Although primarily a cartoonist and illustrator, Cooke has collaborated as a writer only from time to time. His work with Tim Sale on both Batman and Superman are great additions to the characters’ greatest tales. But even these do not hold a candle to his collaboration with Amanda Connor on this Before Watchmen series. Before Laurie Jupiter took up the mantle of Silk Spectre and started bumping uglies with Dr. Manhattan, she was just a young adult who wanted to rebel against her mother and go on an adventure. That’s what this story’s about as she runs away with her then boyfriend and moves to San Francisco in the middle of the flower power movement. In a psychedelic tale involving drug dealers, hippies and Frank Sinatra (only referred to as “The Chairman” throughout the tale) as an unlikely yet fitting antagonist, Laurie must accept her destiny and become a costumed crime fighter. With guest appearances by the Comedian and the original Nite Owl, this was one of the Watchmen prequels that actually worked and brought an extra layer of character to the original mini series. I got the chance to interview Amanda Conner as the book was coming out and she spoke about her collaboration with Cooke as one that was perfectly 50/50 as they plotted and scripted a great deal of the story equally. Cooke would also do a Minutemen Series looking back on the original heroes of the Watchmen world and it too would be a smartly presented companion series.





(Richard Stark’s Parker: Slayground – 2013)







The most recent release from IDW in the Parker line, this was a shorter, faster tale than what I was used to with the character. A heist goes wrong for our “hero” and he must go into hiding with the money in a carnival that’s been closed down for the winter. The problem is that there’s only one way out of the theme park and it happens to be guarded by mobsters who’ve found out about Parker and his score.
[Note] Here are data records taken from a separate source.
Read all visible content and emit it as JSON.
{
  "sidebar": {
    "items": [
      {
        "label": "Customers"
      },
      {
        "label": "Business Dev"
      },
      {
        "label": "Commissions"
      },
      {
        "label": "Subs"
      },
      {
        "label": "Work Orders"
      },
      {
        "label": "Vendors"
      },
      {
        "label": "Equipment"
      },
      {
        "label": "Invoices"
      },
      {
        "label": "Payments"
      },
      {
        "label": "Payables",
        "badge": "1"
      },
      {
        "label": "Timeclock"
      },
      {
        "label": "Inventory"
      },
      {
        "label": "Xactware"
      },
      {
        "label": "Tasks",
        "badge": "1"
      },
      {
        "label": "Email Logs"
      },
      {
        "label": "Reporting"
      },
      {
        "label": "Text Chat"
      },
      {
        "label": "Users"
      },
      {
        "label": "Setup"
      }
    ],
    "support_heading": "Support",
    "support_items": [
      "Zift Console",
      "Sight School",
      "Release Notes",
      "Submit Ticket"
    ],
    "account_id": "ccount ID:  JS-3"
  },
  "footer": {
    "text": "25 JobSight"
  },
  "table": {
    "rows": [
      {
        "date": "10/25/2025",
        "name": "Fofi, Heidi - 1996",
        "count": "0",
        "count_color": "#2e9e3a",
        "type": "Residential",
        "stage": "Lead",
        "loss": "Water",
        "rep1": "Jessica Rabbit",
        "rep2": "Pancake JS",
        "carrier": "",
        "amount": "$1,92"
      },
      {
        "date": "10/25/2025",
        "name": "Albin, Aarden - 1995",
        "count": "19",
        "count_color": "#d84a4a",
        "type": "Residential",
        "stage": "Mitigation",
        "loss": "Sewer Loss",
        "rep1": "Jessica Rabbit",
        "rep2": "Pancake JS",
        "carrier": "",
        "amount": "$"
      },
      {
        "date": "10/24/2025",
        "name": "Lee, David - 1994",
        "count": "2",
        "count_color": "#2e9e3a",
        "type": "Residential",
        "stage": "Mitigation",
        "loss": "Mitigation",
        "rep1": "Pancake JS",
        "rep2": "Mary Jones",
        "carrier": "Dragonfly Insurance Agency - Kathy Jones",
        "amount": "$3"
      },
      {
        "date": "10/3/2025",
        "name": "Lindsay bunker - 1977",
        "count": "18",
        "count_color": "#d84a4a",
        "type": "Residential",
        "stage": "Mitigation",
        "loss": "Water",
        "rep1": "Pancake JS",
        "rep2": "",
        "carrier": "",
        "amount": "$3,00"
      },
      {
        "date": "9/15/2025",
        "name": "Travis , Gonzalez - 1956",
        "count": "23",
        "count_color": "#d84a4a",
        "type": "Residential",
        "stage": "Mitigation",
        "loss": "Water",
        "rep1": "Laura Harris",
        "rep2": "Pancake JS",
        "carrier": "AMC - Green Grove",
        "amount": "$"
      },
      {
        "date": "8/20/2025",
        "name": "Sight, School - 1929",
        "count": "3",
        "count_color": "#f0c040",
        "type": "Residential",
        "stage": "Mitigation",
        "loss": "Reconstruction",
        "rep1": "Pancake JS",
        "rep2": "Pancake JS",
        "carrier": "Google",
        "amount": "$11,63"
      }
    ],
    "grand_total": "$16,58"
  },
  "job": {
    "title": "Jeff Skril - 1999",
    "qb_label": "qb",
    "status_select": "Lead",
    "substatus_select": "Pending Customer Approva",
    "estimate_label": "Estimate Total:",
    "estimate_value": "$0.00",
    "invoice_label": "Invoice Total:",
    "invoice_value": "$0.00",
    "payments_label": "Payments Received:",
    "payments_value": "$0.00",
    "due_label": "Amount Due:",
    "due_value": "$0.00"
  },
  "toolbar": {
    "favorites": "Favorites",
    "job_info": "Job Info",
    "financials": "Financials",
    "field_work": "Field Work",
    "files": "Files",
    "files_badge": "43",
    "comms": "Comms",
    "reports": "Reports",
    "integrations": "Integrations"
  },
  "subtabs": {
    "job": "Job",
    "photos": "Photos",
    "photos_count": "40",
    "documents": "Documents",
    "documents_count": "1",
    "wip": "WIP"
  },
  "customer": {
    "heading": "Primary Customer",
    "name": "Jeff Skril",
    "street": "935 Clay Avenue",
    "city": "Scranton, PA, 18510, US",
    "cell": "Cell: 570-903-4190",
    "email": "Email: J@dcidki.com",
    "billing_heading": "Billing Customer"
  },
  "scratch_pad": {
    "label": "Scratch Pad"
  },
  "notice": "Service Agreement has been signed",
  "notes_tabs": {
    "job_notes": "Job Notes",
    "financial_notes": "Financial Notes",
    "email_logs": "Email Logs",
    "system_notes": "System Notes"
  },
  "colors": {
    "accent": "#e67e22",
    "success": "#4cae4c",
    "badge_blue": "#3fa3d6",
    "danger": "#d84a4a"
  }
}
So now he must face off against a group of thugs, hoods and a few crooked cops to make his escape. The classic “one man against many” storyline, the graphic novel reads like an old school Die Hard except that everyone’s the badguy in this tale. Out of all the Parker graphic novels to date, this proved to be the most visually interesting due to it’s environment. The amusement park setting and the winter season add not only tons of eye candy but also raise the tension because you know that for the most part, Parker is out of his element. A game of Cat and Mouse never looked so cool. Also included is a shorter tale staring Parker called “The 7th” that was released previously as a special feature in the Parker: Martini Edition.


So that’s the list. Some of you might disagree with a few of my choices or omissions, but these are the Darwyn Cooke stories that stand out as the hallmark of quality. So check ‘em out and enjoy.

And if you’re gonna geek out, GEEK HARD!

Everybody looks like their classic, heroic selves when drawn by Darwyn Cooke.

Everybody looks like their classic, heroic selves when drawn by Darwyn Cooke.